### Required action
Read through the material below and copy each line in which the word "collector" occurs.

- - -

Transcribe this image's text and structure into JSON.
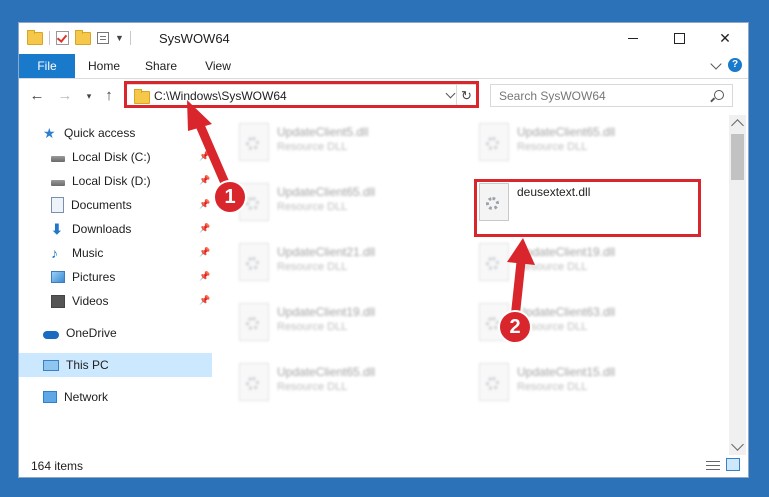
{
  "window": {
    "title": "SysWOW64",
    "controls": [
      "minimize",
      "maximize",
      "close"
    ]
  },
  "ribbon": {
    "tabs": [
      {
        "label": "File",
        "active": true
      },
      {
        "label": "Home"
      },
      {
        "label": "Share"
      },
      {
        "label": "View"
      }
    ],
    "help_label": "?"
  },
  "navigation": {
    "address_path": "C:\\Windows\\SysWOW64",
    "search_placeholder": "Search SysWOW64"
  },
  "sidebar": {
    "items": [
      {
        "label": "Quick access",
        "icon": "star-icon"
      },
      {
        "label": "Local Disk (C:)",
        "icon": "drive-icon",
        "pinned": true
      },
      {
        "label": "Local Disk (D:)",
        "icon": "drive-icon",
        "pinned": true
      },
      {
        "label": "Documents",
        "icon": "documents-icon",
        "pinned": true
      },
      {
        "label": "Downloads",
        "icon": "download-icon",
        "pinned": true
      },
      {
        "label": "Music",
        "icon": "music-icon",
        "pinned": true
      },
      {
        "label": "Pictures",
        "icon": "pictures-icon",
        "pinned": true
      },
      {
        "label": "Videos",
        "icon": "videos-icon",
        "pinned": true
      },
      {
        "label": "OneDrive",
        "icon": "cloud-icon"
      },
      {
        "label": "This PC",
        "icon": "computer-icon",
        "selected": true
      },
      {
        "label": "Network",
        "icon": "network-icon"
      }
    ]
  },
  "files": [
    {
      "name": "UpdateClient5.dll",
      "type": "Resource DLL",
      "blurred": true
    },
    {
      "name": "UpdateClient65.dll",
      "type": "Resource DLL",
      "blurred": true
    },
    {
      "name": "UpdateClient65.dll",
      "type": "Resource DLL",
      "blurred": true
    },
    {
      "name": "deusextext.dll",
      "type": "",
      "blurred": false,
      "highlighted": true
    },
    {
      "name": "UpdateClient21.dll",
      "type": "Resource DLL",
      "blurred": true
    },
    {
      "name": "UpdateClient19.dll",
      "type": "Resource DLL",
      "blurred": true
    },
    {
      "name": "UpdateClient19.dll",
      "type": "Resource DLL",
      "blurred": true
    },
    {
      "name": "UpdateClient63.dll",
      "type": "Resource DLL",
      "blurred": true
    },
    {
      "name": "UpdateClient65.dll",
      "type": "Resource DLL",
      "blurred": true
    },
    {
      "name": "UpdateClient15.dll",
      "type": "Resource DLL",
      "blurred": true
    }
  ],
  "status": {
    "item_count": "164 items"
  },
  "annotations": {
    "step1": "1",
    "step2": "2",
    "color": "#d9262c"
  },
  "colors": {
    "accent": "#1979ca",
    "selection": "#cce8ff",
    "desktop": "#2b72b8"
  }
}
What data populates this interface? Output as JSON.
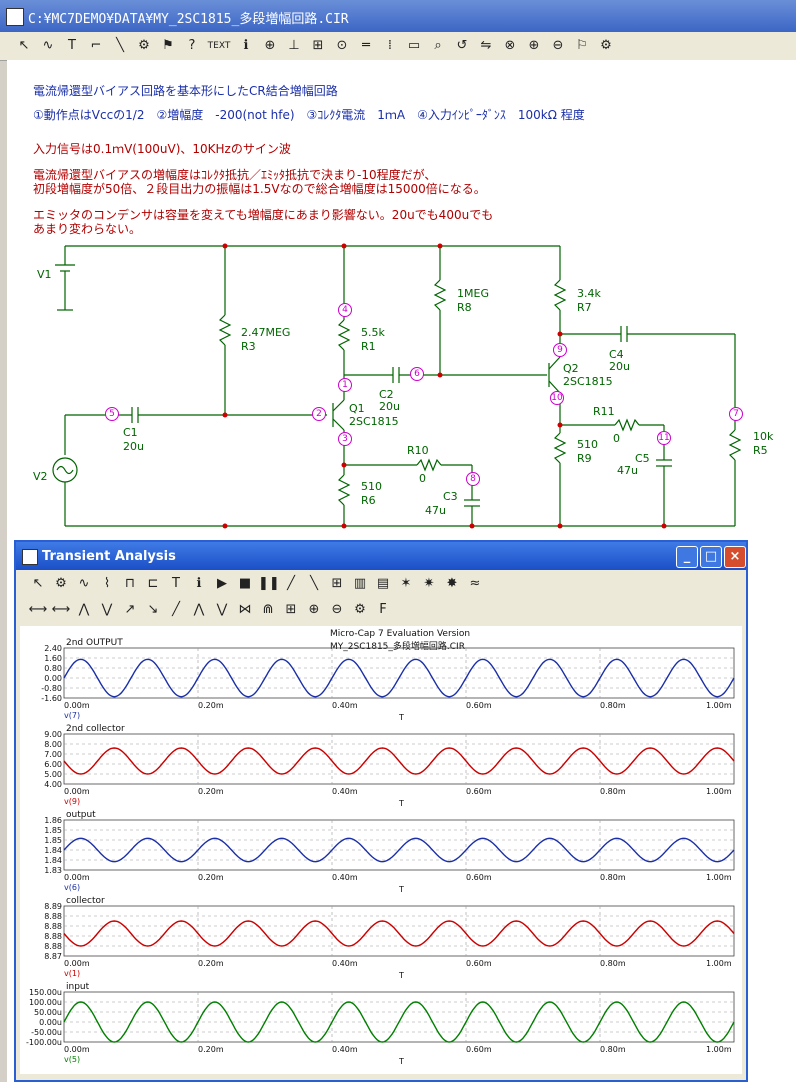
{
  "window_title": "C:¥MC7DEMO¥DATA¥MY_2SC1815_多段増幅回路.CIR",
  "toolbar_items": [
    "pointer-icon",
    "wire-icon",
    "text-tool-icon",
    "line-icon",
    "diagonal-icon",
    "component-icon",
    "flag-icon",
    "help-icon",
    "TEXT",
    "info-icon",
    "node-icon",
    "pin-icon",
    "grid-icon",
    "on-icon",
    "bus-icon",
    "dots-icon",
    "box-icon",
    "find-icon",
    "rotate-icon",
    "mirror-icon",
    "binoculars-icon",
    "zoom-in-icon",
    "zoom-out-icon",
    "flag2-icon",
    "settings-icon"
  ],
  "notes": {
    "line1": "電流帰還型バイアス回路を基本形にしたCR結合増幅回路",
    "line2": "①動作点はVccの1/2　②増幅度　-200(not hfe)　③ｺﾚｸﾀ電流　1ｍA　④入力ｲﾝﾋﾟｰﾀﾞﾝｽ　100kΩ 程度",
    "line3": "入力信号は0.1ｍV(100uV)、10KHzのサイン波",
    "line4": "電流帰還型バイアスの増幅度はｺﾚｸﾀ抵抗／ｴﾐｯﾀ抵抗で決まり-10程度だが、",
    "line5": "初段増幅度が50倍、２段目出力の振幅は1.5Vなので総合増幅度は15000倍になる。",
    "line6": "エミッタのコンデンサは容量を変えても増幅度にあまり影響ない。20uでも400uでも",
    "line7": "あまり変わらない。"
  },
  "schematic": {
    "V1": "V1",
    "V2": "V2",
    "R3": {
      "value": "2.47MEG",
      "name": "R3"
    },
    "R1": {
      "value": "5.5k",
      "name": "R1"
    },
    "R8": {
      "value": "1MEG",
      "name": "R8"
    },
    "R7": {
      "value": "3.4k",
      "name": "R7"
    },
    "C2": {
      "name": "C2",
      "value": "20u"
    },
    "C4": {
      "name": "C4",
      "value": "20u"
    },
    "Q1": {
      "name": "Q1",
      "part": "2SC1815"
    },
    "Q2": {
      "name": "Q2",
      "part": "2SC1815"
    },
    "C1": {
      "name": "C1",
      "value": "20u"
    },
    "R10": {
      "name": "R10",
      "value": "0"
    },
    "R6": {
      "value": "510",
      "name": "R6"
    },
    "C3": {
      "name": "C3",
      "value": "47u"
    },
    "R11": {
      "name": "R11",
      "value": "0"
    },
    "R9": {
      "value": "510",
      "name": "R9"
    },
    "C5": {
      "name": "C5",
      "value": "47u"
    },
    "R5": {
      "value": "10k",
      "name": "R5"
    },
    "nodes": [
      "1",
      "2",
      "3",
      "4",
      "5",
      "6",
      "7",
      "8",
      "9",
      "10",
      "11"
    ]
  },
  "analysis_window": {
    "title": "Transient Analysis",
    "header1": "Micro-Cap 7 Evaluation Version",
    "header2": "MY_2SC1815_多段増幅回路.CIR",
    "x_ticks": [
      "0.00m",
      "0.20m",
      "0.40m",
      "0.60m",
      "0.80m",
      "1.00m"
    ],
    "x_axis_label": "T"
  },
  "chart_data": [
    {
      "type": "line",
      "title": "2nd OUTPUT",
      "series": [
        {
          "name": "v(7)",
          "color": "#1a2fa8"
        }
      ],
      "yticks": [
        "2.40",
        "1.60",
        "0.80",
        "0.00",
        "-0.80",
        "-1.60"
      ],
      "ylim": [
        -1.6,
        2.4
      ],
      "amplitude": 1.5,
      "offset": 0.0,
      "cycles": 10,
      "xlim": [
        0,
        1.0
      ],
      "xunit": "m"
    },
    {
      "type": "line",
      "title": "2nd collector",
      "series": [
        {
          "name": "v(9)",
          "color": "#cc0000"
        }
      ],
      "yticks": [
        "9.00",
        "8.00",
        "7.00",
        "6.00",
        "5.00",
        "4.00"
      ],
      "ylim": [
        4.0,
        9.0
      ],
      "amplitude": 1.3,
      "offset": 6.3,
      "cycles": 10,
      "xlim": [
        0,
        1.0
      ],
      "xunit": "m"
    },
    {
      "type": "line",
      "title": "output",
      "series": [
        {
          "name": "v(6)",
          "color": "#1a2fa8"
        }
      ],
      "yticks": [
        "1.86",
        "1.85",
        "1.85",
        "1.84",
        "1.84",
        "1.83"
      ],
      "ylim": [
        1.83,
        1.86
      ],
      "amplitude": 0.007,
      "offset": 1.842,
      "cycles": 10,
      "xlim": [
        0,
        1.0
      ],
      "xunit": "m"
    },
    {
      "type": "line",
      "title": "collector",
      "series": [
        {
          "name": "v(1)",
          "color": "#cc0000"
        }
      ],
      "yticks": [
        "8.89",
        "8.88",
        "8.88",
        "8.88",
        "8.88",
        "8.87"
      ],
      "ylim": [
        8.87,
        8.89
      ],
      "amplitude": 0.005,
      "offset": 8.879,
      "cycles": 10,
      "xlim": [
        0,
        1.0
      ],
      "xunit": "m"
    },
    {
      "type": "line",
      "title": "input",
      "series": [
        {
          "name": "v(5)",
          "color": "#008000"
        }
      ],
      "yticks": [
        "150.00u",
        "100.00u",
        "50.00u",
        "0.00u",
        "-50.00u",
        "-100.00u"
      ],
      "ylim": [
        -100,
        150
      ],
      "amplitude": 100,
      "offset": 0,
      "cycles": 10,
      "xlim": [
        0,
        1.0
      ],
      "xunit": "m"
    }
  ]
}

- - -

### Exercise answer
      "title": "2nd collector",
      "title": "collector",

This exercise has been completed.